Task goal |
How many lines in the data below have the string "Action"? Reply with the number alone.

[Items from an interface collection]
-.-.-

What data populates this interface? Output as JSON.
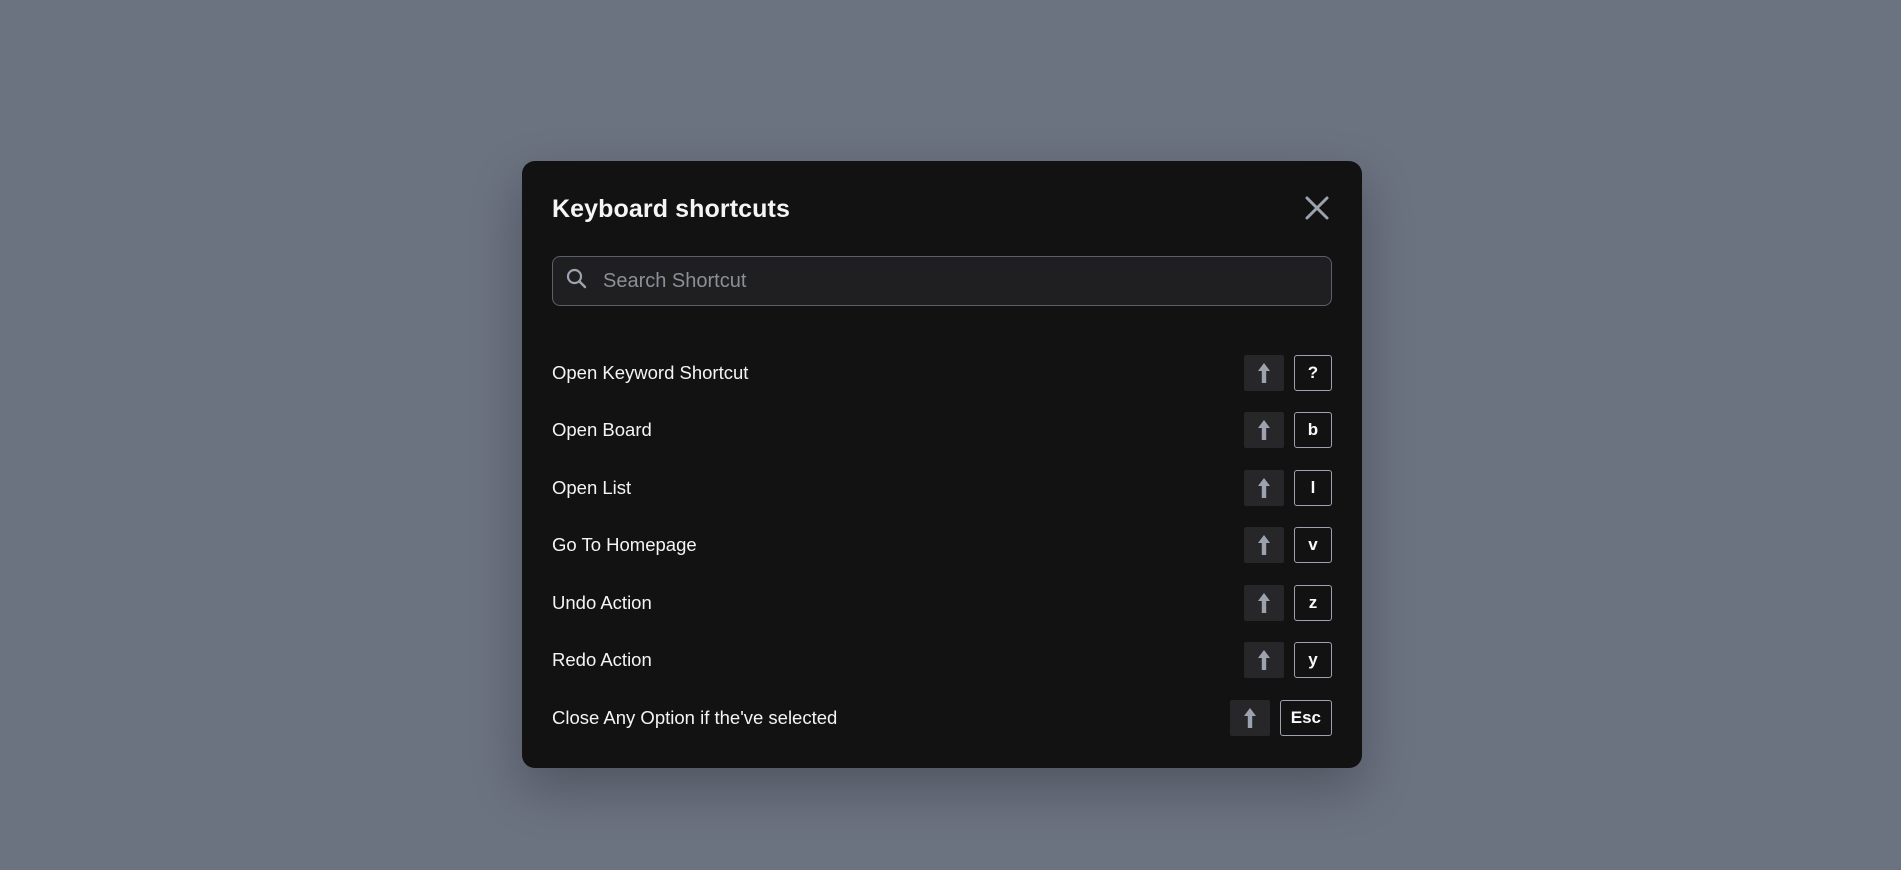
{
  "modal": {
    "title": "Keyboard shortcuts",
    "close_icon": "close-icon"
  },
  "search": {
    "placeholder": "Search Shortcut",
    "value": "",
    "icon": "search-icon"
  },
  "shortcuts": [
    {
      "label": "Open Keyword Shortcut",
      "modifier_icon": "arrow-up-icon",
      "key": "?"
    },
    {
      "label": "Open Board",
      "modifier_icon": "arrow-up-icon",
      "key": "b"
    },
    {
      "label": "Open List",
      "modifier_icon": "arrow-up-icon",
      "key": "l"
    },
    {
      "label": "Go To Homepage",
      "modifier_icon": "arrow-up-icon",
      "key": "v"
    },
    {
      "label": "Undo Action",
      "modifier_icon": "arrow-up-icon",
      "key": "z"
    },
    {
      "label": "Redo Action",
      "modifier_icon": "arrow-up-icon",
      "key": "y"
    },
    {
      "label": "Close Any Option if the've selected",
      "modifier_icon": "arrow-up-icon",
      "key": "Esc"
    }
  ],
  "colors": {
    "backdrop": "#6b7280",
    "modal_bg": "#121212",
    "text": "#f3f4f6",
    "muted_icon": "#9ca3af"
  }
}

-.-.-

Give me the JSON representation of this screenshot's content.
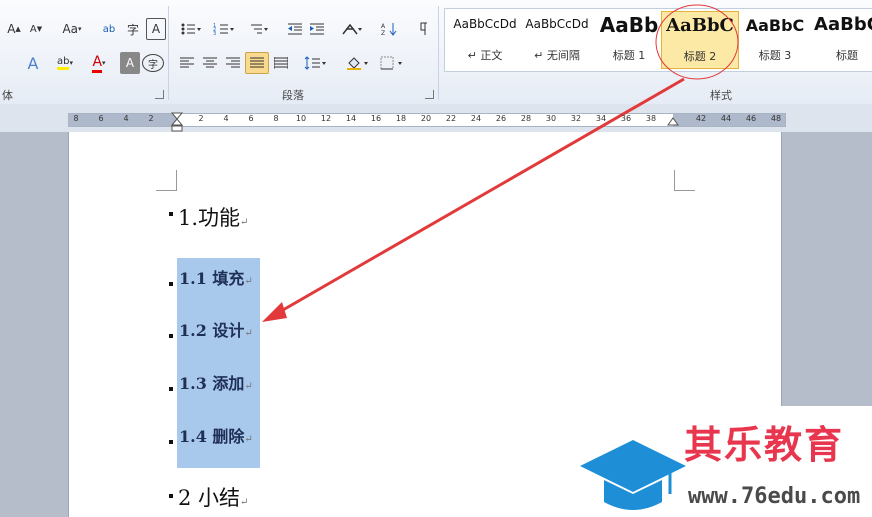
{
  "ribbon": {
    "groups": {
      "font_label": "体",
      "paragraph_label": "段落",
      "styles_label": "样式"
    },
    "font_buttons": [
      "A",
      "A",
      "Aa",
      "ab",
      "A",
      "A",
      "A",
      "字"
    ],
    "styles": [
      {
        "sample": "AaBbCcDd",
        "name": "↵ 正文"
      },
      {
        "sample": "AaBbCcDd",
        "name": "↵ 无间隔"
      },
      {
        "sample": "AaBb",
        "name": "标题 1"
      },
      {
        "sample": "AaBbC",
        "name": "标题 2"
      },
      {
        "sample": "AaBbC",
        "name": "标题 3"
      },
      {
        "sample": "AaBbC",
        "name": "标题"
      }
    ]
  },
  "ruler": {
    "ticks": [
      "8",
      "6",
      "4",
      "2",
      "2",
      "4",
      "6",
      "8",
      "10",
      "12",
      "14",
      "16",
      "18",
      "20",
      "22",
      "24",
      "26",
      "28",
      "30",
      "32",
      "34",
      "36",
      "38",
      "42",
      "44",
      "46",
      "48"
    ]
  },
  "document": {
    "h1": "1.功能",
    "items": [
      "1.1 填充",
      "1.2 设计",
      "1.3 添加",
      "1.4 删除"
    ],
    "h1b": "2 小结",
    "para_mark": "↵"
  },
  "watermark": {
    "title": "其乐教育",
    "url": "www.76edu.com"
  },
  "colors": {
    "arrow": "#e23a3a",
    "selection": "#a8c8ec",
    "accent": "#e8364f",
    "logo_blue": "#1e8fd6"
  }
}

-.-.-

Exercise response |
2